You can also insure against having to close your micropub temporarily because of circumstances out of your control.
Depending on your lease, you may need buildings insurance too.
Sign the lease
It’s usually best to wait until you have a premises licence and planning permission before you sign your lease.
Make sure you get legal advice before you sign it.
Don’t forget to put the gas, electric and water in you or your business’s name when you get the keys.
You might also want to arrange a phone line and broadband.
To save cash, look out for second-hand furniture from auction websites and classifieds.
You could also build your own benches out of used pallets (which are useful for storing empty casks underneath), use cushions to turn empty casks into seating and use industrial items such as wooden cable drums as tables.
Source micropub equipment
Equipment-wise, your shopping list for your micropub might include:
- Refrigeration and cooling systems/cask jackets
- Stillage and taps
- Pegs, spiles and a mallet
- Hand pumps/beer engines
- Glass washer
- Ice bin
- Bottle openers
- Paper towels and soap
- Cleaning equipment
- Plenty of pens
- First aid kit
- Fire safety equipment (see below)
Come up with a process for taking cash and monitoring stock
You need some way of keeping track of sales and recording transactions.
This could be a manual system using a cash float and a basic till or cash box. Or an electronic point-of-sale system for small businesses that runs through, say, a tablet or PC.
Do a fire risk assessment
Your local authority looks at fire safety as part of planning applications and building regulations approval. But you still need carry out a regular fire risk assessment for your micropub.
This looks at possible fire hazards and ways to reduce the risk of fire. As part of it, you’ll also need to provide an emergency plan and review you and any staff members’ training needs.
Get first aid training
First aid knowledge is useful if someone in your micropub falls ill or has an accident.
Health and safety risk assessment
It’s law that you do a health and safety risk assessment, even if you don’t employ anybody.
Well, duh. Many micropub owners like to buy stock directly from small breweries and suppliers. There are also wholesale suppliers that may be helpful for sourcing stock from further afield.
If you’re struggling to source snacks and generic products from local suppliers, it’s worth getting an account with your local cash and carry store.
Marketing your micropub doesn’t need to be expensive. Initially, you could:
- Set up a simple one or two page website or Facebook page
- Contact local press and media
- Connect with influential people who will support your micropub, such as councillors and local trade groups
- Contact your local branch of the Campaign for Real Ale (CAMRA)
- Add a business listing to Google Maps
- Do a leaflet drop or give out leaflets in relevant locations
- Join relevant groups on Facebook and participate in Twitter chats
- Set up a promotional stall at events and markets
- Place ads in local publications or targeted ads on Facebook
- Advertise on local radio
- Put a sign on the pavement (you may need a licence for this)
- Plan a launch event
Other things you may need to consider
- VAT registration – needed if your yearly VAT taxable turnover (everything you sell that isn’t VAT exempt) exceeds £85,000
- Staff – among other things, you’ll need to register as an employer with HMRC and may need to provide them a pension scheme depending on their age and how much you pay them
- Music licence – you’ll need this is you want to play background music or have live music during certain time periods
- CCTV licence – needed if you have CCTV
- Apply for business rate relief – if your micropub qualifies for discounted business rates, you’ll need to apply for this through your local authority
Over to you
What steps are you taking to start your micropub?

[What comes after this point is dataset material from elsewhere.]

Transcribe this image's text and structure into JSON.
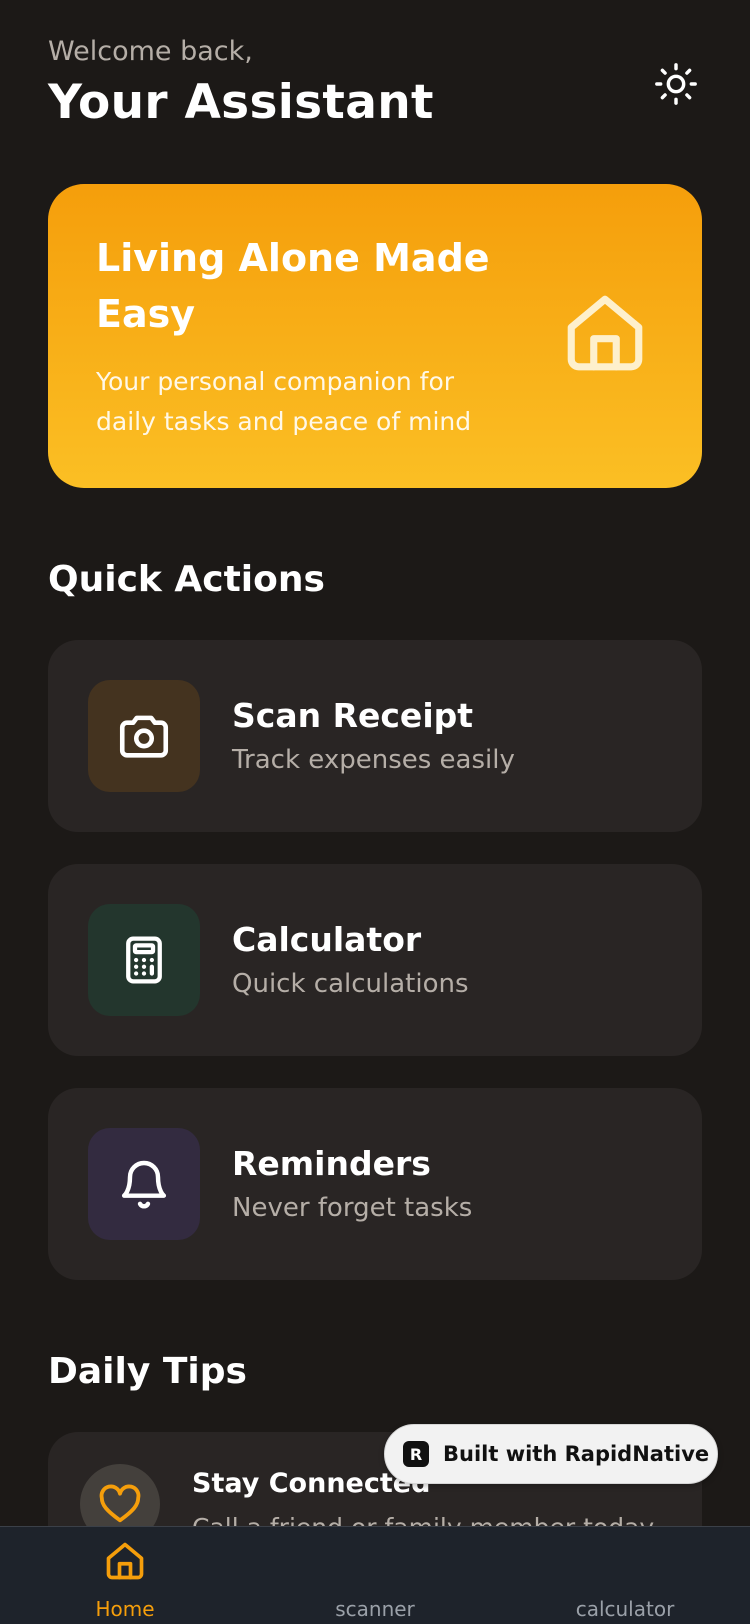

Are there any important steps missing in this checklist?
Leave a comment below to share your experiences.
A big thank you to the following people for their help in compiling this checklist: